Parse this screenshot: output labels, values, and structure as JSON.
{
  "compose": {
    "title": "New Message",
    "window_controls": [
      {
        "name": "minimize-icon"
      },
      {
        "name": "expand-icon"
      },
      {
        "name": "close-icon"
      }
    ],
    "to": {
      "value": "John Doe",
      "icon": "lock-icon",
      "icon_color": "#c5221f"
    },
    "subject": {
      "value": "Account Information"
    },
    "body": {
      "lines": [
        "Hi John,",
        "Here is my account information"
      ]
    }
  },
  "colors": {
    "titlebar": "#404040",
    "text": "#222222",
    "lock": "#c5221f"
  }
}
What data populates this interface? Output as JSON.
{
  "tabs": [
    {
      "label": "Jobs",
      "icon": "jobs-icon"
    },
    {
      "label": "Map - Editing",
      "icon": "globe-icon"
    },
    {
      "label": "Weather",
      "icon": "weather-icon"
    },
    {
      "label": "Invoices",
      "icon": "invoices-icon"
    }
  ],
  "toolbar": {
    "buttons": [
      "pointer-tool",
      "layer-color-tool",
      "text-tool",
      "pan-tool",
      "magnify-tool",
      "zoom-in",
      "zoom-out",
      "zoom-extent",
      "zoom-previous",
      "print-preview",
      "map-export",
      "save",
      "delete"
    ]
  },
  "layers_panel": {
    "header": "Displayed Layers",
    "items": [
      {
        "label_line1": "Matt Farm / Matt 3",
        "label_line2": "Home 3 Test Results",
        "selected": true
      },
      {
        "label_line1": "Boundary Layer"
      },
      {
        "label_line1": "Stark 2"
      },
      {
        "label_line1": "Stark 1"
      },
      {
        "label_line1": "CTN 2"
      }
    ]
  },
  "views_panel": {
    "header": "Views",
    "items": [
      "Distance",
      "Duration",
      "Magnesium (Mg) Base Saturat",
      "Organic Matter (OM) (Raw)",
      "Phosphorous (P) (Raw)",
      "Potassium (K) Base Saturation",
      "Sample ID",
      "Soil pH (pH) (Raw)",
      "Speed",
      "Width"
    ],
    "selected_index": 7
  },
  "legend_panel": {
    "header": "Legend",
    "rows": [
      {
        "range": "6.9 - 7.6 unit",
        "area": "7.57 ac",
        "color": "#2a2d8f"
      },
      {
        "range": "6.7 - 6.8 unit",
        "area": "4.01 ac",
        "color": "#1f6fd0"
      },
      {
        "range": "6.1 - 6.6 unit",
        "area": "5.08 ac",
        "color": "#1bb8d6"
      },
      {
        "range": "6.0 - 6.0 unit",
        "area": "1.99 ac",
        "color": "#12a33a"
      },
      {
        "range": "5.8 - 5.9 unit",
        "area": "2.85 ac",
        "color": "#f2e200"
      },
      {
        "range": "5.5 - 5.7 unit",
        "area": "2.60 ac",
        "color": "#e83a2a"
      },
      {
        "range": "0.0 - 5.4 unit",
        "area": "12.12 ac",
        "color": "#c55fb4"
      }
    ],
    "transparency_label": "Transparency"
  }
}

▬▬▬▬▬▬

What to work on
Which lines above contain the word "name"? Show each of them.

Result for this task
        "name": "minimize-icon"
        "name": "expand-icon"
        "name": "close-icon"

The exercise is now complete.